The Private Files of J. Edgar Hoover

From Wikipedia, the free encyclopedia
Jump to: navigation, search
The Private Files of J. Edgar Hoover
The Private Files of J. Edgar Hoover.jpg
Directed by Larry Cohen
Produced by Larry Cohen
Written by Larry Cohen
Starring Broderick Crawford
Music by Miklós Rózsa
Cinematography Paul Glickman
Larco Productions
Distributed by American International Pictures
Release date
  • December 1977 (1977-12)
Running time
112 minutes
Country United States
Language English

The Private Files of J. Edgar Hoover is a 1977 film directed by Larry Cohen and starring Broderick Crawford and James Wainwright.[1] The cast includes Jose Ferrer, Michael Parks, Celeste Holm, Ronee Blakely, Tanya Roberts in a cameo role, and in final screen appearances, Jack Cassidy and Dan Dailey. Both Cassidy and Dailey met with then First Lady Betty Ford and helped director Cohen get permission to do the film's on location cinematography in Washington, D.C., in locales where the real Hoover visited or worked. The film was shown at the Kennedy Center in Washington to a mixed response from Republicans and Democrats who did not like the dark visions Cohen evoked on American politics and the portrayals of Presidents Franklin D. Roosevelt and Richard M. Nixon: actor Howard Da Silva played Roosevelt, and "Richard M. Dixon" plays Nixon. After it was shown in Washington, the film took a limited nationwide release to theaters, and got a full release to video and television into the 1980s and 1990s.

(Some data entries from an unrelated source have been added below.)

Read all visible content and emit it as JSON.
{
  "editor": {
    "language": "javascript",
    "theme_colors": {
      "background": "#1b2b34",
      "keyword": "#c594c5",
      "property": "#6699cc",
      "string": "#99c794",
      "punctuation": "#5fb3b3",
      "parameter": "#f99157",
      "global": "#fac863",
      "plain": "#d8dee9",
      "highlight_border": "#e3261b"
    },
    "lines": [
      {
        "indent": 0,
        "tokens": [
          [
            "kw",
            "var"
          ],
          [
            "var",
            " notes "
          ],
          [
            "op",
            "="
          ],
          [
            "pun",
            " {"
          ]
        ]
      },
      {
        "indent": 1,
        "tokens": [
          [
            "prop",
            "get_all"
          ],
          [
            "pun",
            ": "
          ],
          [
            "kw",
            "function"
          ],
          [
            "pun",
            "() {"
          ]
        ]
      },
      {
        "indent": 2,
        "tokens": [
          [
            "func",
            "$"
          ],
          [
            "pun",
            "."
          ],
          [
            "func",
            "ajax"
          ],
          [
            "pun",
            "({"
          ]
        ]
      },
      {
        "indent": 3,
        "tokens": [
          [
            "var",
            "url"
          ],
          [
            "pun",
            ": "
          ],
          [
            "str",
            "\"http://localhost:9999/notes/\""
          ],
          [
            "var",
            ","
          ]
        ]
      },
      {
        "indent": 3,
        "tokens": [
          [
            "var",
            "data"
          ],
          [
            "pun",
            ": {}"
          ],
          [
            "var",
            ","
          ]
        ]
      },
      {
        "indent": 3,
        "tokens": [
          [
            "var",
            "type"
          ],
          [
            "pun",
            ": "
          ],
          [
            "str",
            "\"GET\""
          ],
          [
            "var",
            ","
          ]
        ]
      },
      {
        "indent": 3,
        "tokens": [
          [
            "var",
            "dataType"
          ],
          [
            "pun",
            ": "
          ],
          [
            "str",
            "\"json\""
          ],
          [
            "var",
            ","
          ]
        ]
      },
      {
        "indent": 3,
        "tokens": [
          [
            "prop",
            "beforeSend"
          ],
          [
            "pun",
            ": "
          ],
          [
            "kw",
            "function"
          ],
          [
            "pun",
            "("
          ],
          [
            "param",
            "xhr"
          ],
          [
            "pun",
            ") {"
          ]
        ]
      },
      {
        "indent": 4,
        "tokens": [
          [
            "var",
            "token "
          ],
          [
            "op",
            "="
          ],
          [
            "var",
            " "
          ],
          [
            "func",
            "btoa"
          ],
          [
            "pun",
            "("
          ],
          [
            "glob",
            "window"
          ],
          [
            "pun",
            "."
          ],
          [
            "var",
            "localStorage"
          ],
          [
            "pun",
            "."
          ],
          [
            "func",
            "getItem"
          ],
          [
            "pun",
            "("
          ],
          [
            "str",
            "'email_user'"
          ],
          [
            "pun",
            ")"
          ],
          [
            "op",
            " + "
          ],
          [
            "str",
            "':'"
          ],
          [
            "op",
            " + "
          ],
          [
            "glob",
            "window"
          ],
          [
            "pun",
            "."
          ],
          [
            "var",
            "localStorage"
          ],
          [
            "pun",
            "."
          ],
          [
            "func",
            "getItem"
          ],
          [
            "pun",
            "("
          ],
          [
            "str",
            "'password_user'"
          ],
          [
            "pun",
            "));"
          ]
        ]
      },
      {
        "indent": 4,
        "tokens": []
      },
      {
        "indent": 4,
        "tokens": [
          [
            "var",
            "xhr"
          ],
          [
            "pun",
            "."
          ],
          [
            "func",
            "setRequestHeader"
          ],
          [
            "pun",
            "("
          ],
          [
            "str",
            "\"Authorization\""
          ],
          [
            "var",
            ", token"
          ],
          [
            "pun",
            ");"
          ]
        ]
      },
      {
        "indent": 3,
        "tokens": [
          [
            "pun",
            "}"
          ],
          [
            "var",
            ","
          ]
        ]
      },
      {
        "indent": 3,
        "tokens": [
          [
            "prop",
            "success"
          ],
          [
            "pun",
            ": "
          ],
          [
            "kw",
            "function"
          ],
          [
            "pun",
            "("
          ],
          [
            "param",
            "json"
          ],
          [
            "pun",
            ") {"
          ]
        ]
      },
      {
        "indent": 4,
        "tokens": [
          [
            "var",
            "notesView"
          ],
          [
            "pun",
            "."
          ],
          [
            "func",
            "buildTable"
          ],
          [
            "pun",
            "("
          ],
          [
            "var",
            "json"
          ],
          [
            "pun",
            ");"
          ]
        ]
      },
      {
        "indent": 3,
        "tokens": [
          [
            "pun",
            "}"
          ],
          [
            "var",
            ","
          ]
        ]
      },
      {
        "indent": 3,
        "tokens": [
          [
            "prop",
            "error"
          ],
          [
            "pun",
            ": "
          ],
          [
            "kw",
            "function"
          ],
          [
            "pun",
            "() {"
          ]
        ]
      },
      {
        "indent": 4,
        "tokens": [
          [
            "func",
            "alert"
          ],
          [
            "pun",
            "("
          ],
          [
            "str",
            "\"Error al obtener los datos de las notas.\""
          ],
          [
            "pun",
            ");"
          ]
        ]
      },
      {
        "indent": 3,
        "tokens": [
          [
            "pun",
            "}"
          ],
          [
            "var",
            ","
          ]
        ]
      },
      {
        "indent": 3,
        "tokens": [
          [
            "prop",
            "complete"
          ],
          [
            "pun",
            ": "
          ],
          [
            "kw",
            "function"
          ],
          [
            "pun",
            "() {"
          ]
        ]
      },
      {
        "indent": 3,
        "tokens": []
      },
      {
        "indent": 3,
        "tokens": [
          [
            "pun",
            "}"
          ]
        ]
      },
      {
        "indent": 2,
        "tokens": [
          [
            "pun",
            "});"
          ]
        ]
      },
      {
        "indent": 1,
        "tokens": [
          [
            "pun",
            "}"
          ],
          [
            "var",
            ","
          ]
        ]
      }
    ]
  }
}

The film is a chronicle of forty years in the life of FBI director J. Edgar Hoover, starting first in the time of Prohibition, as he enforced the law on bootlegging and organized crime. Later, the director comes up against the Red Scare of the 1950s, the Kennedys, the wave of change in the 1960s, and his hatred of Dr. Martin Luther King, Jr. Examined here is the allegation that he had an 'abnormal' sexual life, along with his obsession with his dead mother.



External links[edit]